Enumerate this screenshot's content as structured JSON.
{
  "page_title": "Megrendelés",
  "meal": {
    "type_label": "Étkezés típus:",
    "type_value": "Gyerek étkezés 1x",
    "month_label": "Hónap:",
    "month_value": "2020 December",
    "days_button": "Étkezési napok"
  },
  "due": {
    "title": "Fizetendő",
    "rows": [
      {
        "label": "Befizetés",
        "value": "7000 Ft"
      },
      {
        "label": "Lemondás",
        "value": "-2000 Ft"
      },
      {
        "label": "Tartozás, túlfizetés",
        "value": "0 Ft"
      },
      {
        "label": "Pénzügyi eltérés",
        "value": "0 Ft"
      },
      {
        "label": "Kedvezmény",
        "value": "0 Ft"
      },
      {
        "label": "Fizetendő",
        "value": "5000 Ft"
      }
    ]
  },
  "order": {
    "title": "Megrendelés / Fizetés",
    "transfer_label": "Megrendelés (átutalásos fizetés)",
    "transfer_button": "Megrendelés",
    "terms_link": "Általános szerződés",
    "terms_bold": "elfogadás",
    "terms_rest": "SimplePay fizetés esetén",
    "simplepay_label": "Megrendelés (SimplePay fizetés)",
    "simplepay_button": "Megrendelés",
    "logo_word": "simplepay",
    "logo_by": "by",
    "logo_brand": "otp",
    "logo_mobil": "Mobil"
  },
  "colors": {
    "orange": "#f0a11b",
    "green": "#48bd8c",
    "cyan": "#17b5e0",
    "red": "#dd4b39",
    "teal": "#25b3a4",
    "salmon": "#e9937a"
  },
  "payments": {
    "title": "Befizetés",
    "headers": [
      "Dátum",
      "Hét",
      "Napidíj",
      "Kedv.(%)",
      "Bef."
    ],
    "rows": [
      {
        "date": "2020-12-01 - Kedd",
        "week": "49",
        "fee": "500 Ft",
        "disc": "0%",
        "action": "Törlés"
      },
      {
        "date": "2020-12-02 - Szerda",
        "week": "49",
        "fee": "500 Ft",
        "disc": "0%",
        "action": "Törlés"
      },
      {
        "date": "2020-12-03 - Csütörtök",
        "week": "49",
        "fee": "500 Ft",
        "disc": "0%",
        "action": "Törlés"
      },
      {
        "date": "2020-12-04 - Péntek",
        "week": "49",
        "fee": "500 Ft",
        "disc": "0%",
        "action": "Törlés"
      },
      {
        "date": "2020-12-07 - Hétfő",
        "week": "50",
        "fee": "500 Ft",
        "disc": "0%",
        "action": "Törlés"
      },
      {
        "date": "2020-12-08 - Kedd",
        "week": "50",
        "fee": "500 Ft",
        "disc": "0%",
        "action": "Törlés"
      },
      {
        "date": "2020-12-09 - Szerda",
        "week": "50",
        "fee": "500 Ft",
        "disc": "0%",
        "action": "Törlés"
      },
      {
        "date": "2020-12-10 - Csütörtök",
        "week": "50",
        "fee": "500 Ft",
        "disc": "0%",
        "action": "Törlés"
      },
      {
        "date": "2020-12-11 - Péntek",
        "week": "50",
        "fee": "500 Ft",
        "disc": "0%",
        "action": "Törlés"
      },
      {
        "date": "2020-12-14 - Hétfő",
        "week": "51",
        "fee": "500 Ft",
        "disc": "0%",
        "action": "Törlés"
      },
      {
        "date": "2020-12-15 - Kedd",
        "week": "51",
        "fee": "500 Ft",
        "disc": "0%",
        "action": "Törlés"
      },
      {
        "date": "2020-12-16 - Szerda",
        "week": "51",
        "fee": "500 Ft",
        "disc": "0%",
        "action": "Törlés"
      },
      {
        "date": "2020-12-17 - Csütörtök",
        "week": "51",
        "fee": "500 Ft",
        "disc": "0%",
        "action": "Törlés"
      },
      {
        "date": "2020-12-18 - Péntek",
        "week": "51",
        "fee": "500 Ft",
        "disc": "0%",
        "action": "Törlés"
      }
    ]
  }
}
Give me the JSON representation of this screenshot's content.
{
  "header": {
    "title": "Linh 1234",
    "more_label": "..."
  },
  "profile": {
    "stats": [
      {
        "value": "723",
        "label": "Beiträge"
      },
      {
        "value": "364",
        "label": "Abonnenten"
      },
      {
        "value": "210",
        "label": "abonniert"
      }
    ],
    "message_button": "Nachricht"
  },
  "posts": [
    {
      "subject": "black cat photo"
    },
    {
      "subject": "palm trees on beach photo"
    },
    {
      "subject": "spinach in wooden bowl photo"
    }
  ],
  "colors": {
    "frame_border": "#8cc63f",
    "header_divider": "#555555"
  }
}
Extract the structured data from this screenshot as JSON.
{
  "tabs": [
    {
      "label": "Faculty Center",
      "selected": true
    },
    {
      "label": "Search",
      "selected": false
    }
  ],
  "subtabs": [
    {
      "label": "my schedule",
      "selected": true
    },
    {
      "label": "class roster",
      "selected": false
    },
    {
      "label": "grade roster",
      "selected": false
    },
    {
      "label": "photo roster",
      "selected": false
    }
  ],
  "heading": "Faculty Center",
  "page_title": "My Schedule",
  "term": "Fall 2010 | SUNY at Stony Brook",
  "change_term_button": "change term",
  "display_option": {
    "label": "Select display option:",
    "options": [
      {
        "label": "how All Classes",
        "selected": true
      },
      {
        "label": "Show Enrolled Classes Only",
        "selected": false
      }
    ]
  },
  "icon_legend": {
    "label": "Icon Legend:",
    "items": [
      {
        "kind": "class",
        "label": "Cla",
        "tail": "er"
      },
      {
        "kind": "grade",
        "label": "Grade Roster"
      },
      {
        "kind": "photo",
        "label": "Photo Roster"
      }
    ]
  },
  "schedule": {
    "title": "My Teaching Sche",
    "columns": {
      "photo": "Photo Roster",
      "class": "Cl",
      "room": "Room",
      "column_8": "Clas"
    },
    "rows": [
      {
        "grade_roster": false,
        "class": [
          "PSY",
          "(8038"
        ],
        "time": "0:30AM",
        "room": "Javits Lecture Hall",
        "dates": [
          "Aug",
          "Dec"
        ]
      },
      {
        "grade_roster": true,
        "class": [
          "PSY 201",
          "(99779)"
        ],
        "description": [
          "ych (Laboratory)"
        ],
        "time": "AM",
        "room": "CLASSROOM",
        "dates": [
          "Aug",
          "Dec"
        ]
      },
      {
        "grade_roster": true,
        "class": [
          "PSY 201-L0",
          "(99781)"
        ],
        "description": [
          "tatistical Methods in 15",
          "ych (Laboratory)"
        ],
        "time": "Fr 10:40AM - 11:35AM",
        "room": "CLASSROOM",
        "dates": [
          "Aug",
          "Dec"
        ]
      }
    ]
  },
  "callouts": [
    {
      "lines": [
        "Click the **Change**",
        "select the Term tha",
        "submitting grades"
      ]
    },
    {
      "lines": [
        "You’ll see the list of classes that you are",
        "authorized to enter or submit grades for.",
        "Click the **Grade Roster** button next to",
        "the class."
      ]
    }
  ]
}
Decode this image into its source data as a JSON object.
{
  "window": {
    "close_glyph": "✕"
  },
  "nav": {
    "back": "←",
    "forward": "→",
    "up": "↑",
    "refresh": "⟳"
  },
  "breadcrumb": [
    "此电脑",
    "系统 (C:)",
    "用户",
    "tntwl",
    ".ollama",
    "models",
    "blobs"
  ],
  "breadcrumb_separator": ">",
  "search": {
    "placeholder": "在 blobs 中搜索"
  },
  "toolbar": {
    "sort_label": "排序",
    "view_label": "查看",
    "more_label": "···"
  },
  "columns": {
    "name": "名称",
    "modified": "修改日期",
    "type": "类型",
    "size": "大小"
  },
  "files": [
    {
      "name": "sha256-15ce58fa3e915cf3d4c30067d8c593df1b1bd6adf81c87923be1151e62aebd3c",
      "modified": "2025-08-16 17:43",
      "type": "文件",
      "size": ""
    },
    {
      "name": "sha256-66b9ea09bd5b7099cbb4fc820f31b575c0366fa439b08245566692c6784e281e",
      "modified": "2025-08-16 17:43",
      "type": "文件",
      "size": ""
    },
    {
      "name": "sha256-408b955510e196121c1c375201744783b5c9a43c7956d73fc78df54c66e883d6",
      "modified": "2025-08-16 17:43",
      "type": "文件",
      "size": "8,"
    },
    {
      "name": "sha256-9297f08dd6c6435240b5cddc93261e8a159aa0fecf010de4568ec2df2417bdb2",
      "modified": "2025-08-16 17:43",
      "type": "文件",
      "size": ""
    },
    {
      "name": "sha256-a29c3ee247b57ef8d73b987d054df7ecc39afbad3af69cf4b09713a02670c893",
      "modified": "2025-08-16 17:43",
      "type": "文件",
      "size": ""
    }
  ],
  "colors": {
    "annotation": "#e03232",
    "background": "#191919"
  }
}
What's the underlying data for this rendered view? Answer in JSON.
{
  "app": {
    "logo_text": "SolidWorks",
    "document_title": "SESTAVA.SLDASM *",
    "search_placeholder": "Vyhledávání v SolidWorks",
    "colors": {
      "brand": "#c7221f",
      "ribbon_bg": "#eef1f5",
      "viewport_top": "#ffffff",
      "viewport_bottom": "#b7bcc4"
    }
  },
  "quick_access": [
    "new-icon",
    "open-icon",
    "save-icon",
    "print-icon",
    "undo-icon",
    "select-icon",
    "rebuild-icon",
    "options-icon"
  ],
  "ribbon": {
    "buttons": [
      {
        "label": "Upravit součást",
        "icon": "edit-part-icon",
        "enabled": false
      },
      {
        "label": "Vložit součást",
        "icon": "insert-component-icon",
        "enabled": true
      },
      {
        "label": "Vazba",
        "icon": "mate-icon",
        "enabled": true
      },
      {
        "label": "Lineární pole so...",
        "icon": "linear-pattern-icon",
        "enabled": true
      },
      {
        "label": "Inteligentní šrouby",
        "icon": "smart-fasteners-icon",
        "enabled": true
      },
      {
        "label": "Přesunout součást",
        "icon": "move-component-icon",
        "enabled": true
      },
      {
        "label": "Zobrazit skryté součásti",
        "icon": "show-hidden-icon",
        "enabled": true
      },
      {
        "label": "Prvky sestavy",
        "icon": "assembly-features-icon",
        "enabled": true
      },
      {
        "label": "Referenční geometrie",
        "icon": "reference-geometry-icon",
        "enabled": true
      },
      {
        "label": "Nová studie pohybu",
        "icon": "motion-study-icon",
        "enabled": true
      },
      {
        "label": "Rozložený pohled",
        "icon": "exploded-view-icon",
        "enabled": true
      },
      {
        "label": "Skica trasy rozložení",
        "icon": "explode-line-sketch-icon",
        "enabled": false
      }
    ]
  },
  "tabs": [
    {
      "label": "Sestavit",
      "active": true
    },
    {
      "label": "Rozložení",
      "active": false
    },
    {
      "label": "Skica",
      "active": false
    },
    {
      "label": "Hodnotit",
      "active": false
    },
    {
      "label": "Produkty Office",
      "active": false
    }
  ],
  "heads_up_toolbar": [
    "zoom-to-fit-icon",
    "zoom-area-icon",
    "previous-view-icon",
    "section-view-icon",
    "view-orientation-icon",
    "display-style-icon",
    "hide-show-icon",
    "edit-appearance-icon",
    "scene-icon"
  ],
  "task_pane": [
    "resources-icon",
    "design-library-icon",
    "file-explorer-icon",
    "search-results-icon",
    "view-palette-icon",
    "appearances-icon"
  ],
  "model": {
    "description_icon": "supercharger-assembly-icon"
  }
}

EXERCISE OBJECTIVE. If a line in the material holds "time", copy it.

ANSWER.
        "time": "0:30AM",
        "time": "AM",
        "time": "Fr 10:40AM - 11:35AM",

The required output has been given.